Dieticians do not think exercise equivalents on food labels will help Kiwis make better food choices.
Britain's Royal Society for Public Health wants food packaging to display activity icons that show how many minutes of exercise is needed to burn the calories in the food.
For example a can of fizzy drink would take 13 minutes to run off, or double that to walk off.
"We need to use all sorts of different techniques and try different things to make people consider their choices of food", says Shirley Cramer the Chief Executive of the British Royal Society for Public Health.
Dieticians here say it might help people understand more clearly what is in their food but "you can't out-run a bad diet," says AUT Professor of Public Health Grant Schofield.
"We've become focused on putting labels on food, on convincing people that they're healthy and they should choose this over that, but I just think that hasn't worked out in the end," he says.
"We want to be concentrating on actual food. Healthy food, remember, doesn't come in a packet."
New Zealand introduced a voluntary "health star" rating for food labels last year where food with more stars have better nutritional value.

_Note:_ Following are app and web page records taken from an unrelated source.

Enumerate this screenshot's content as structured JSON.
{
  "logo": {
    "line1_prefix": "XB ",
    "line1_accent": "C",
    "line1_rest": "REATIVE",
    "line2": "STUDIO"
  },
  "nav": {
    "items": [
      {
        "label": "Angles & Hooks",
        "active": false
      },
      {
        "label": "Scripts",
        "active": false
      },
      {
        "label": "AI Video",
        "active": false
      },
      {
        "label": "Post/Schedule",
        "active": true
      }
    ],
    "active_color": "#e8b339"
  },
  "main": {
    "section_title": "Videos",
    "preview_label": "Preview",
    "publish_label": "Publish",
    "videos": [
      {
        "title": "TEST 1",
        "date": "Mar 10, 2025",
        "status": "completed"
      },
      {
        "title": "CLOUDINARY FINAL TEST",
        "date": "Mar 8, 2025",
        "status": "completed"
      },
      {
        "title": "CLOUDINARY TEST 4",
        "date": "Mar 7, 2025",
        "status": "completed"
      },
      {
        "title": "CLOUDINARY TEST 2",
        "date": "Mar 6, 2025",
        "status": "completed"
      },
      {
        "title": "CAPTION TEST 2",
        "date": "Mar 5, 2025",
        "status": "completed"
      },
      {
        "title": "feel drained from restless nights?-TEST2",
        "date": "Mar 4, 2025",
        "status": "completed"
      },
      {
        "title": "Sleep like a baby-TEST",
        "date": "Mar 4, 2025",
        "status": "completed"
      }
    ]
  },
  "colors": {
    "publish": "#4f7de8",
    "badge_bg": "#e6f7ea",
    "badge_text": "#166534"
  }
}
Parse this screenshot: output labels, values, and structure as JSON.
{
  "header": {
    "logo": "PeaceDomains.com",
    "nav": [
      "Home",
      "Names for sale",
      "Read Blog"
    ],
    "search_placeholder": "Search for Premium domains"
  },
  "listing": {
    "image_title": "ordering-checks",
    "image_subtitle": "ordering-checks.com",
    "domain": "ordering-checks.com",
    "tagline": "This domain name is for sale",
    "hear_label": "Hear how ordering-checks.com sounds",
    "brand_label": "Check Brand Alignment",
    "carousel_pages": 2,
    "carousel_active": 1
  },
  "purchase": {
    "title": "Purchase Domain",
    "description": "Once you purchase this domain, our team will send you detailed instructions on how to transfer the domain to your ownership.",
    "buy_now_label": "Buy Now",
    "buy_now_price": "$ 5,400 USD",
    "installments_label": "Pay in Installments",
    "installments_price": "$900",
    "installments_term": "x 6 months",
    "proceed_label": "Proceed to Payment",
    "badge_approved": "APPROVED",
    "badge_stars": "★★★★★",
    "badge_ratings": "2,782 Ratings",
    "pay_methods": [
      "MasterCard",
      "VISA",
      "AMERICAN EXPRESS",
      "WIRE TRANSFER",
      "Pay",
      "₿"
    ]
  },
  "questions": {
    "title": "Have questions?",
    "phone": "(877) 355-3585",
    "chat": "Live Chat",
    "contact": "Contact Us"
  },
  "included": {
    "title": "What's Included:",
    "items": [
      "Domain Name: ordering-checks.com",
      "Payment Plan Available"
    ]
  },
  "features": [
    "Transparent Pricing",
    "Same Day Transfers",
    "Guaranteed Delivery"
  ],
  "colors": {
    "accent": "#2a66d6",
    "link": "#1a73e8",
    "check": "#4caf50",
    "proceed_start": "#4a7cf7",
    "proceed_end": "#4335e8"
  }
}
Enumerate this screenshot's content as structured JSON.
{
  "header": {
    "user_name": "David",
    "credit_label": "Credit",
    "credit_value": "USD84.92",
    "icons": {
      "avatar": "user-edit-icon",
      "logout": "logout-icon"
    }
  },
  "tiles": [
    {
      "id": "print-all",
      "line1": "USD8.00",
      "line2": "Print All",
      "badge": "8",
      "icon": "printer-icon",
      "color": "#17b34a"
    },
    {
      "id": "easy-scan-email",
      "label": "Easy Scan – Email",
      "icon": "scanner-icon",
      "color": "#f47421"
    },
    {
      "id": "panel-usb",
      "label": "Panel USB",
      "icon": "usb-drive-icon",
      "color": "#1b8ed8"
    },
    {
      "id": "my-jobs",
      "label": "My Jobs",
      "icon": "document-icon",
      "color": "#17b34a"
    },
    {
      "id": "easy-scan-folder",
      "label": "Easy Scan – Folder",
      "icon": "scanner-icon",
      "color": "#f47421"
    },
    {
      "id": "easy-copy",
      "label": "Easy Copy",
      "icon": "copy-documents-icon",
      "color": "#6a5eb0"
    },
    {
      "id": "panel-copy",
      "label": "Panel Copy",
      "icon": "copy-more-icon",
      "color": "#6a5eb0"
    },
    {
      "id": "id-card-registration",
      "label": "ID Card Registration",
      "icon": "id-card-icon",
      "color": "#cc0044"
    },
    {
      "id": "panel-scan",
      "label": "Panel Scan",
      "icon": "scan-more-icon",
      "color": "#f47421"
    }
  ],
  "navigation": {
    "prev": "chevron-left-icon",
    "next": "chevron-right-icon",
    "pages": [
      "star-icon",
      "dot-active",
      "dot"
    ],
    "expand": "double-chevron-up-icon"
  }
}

Food Safety minster Jo Goodhew says "Health Star Ratings are encouraging manufacturers to reformulate their products to improve their 'star rating' which leads to healthier products being available to consumers."